Severe community-acquired pneumonia in children
Community-acquired pneumonia (CAP) is common among children all over the world, but its incidence and mortality rate are significantly higher in developing countries than in the industrialised world. It is estimated that about 151 million new episodes a year occur among children < 5 years of age in the developing world, with an incidence of 0.29 episodes per child-year and a mortality rate of 1.3–2.6%, or a mortality rate of > 2 million per year. In industrialised countries, the total number of new episodes in the same age group is about 4 million (an incidence of 0.05 episodes per child-year), with an extremely low risk of mortality in otherwise healthy children. In the industrialised world, CAP mortality is a relatively important risk only in subjects with severe chronic underlying diseases.
Global variation in CAP prevalence and mortality results from a number of factors, including malnutrition, crowding, low birthweight, pre-existing HIV infection, the effectiveness of immunisation programmes (especially pneumococcal and Haemophilus influenzae immunisation) and variation in the incidence of measles.

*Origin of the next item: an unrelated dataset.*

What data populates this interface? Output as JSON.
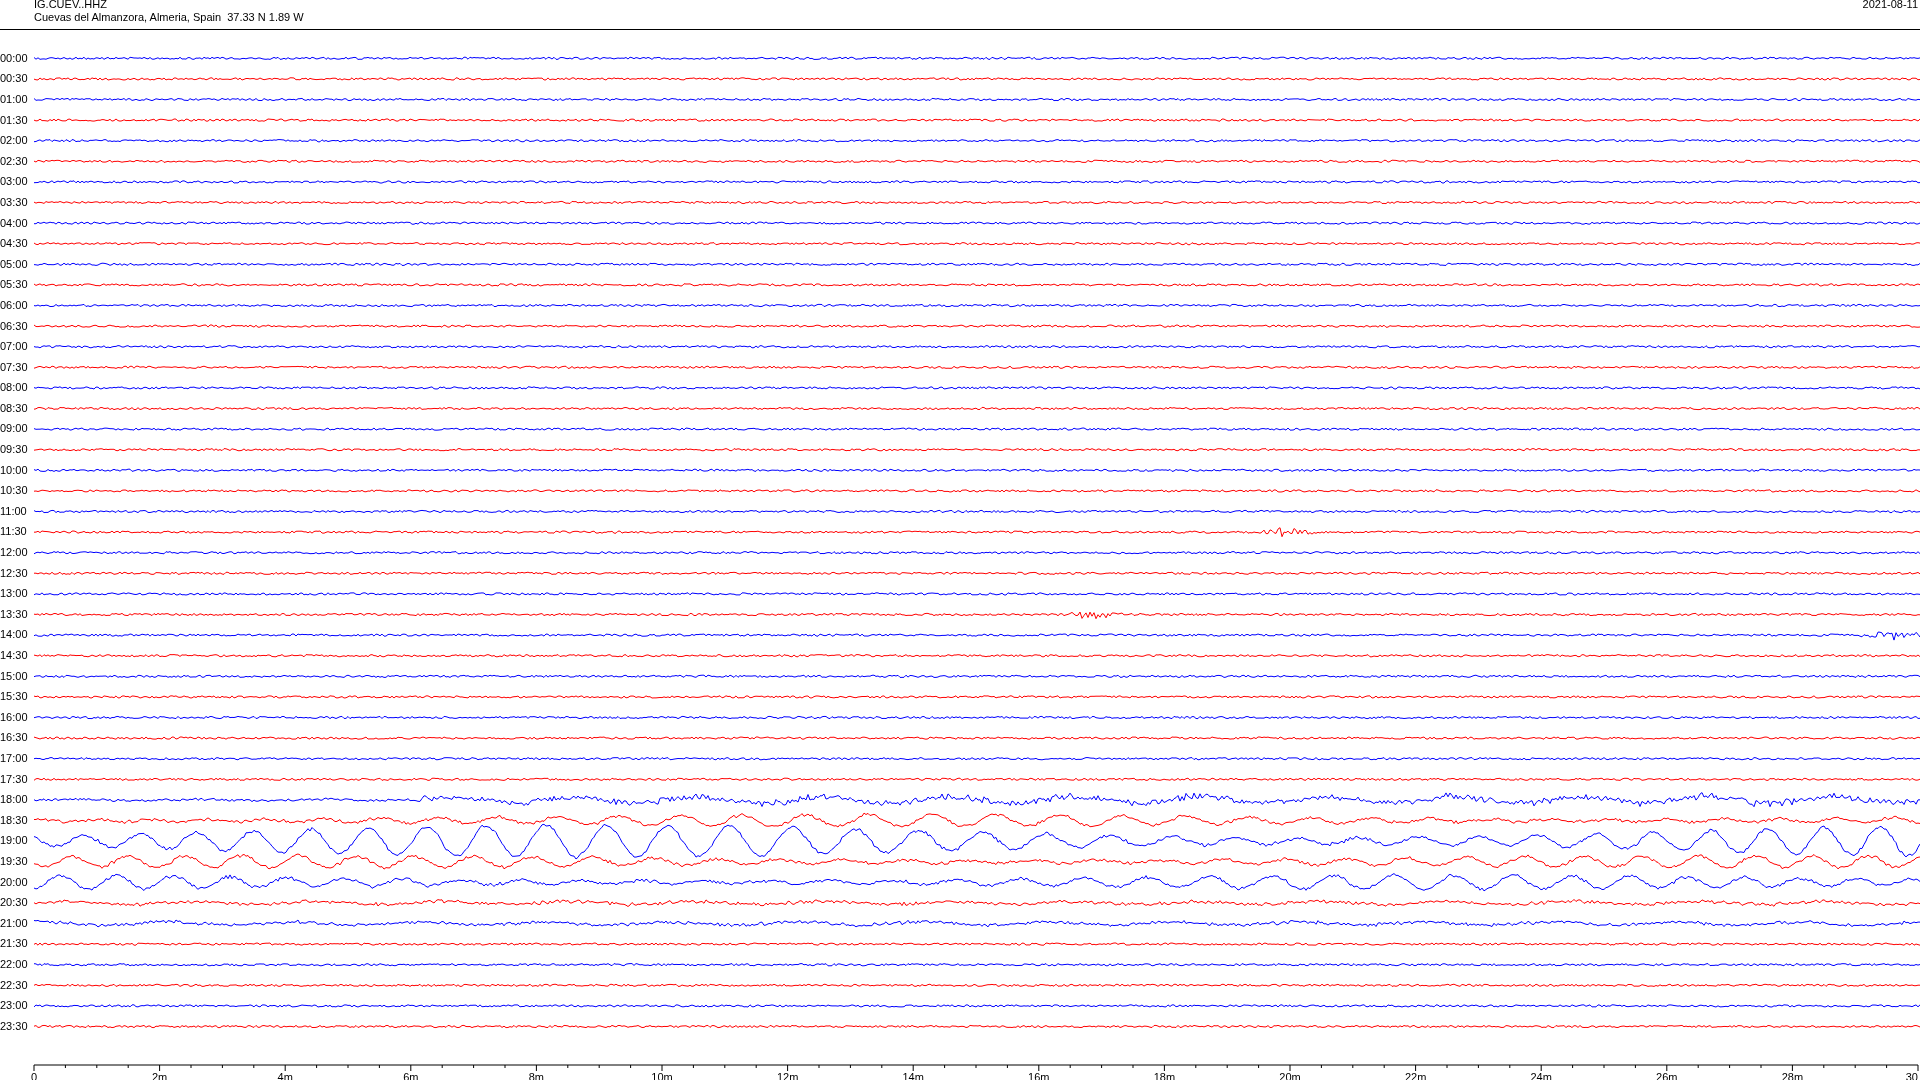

Mortality rates vary considerably within Europe, and are highest in eastern European countries (figure 6).
The reasons for these differences within Europe are not clear, but they may include variations in the number of HIV- infected children and other underlying disease such as TB, as well as the presence of multidrug-resistant bacteria, poor immunisation rates and/or admission to hospital at a late stage of the disease.
In the future, it is important to identify and register the causes of the differences in mortality rates between European countries, and to set up an intervention programme.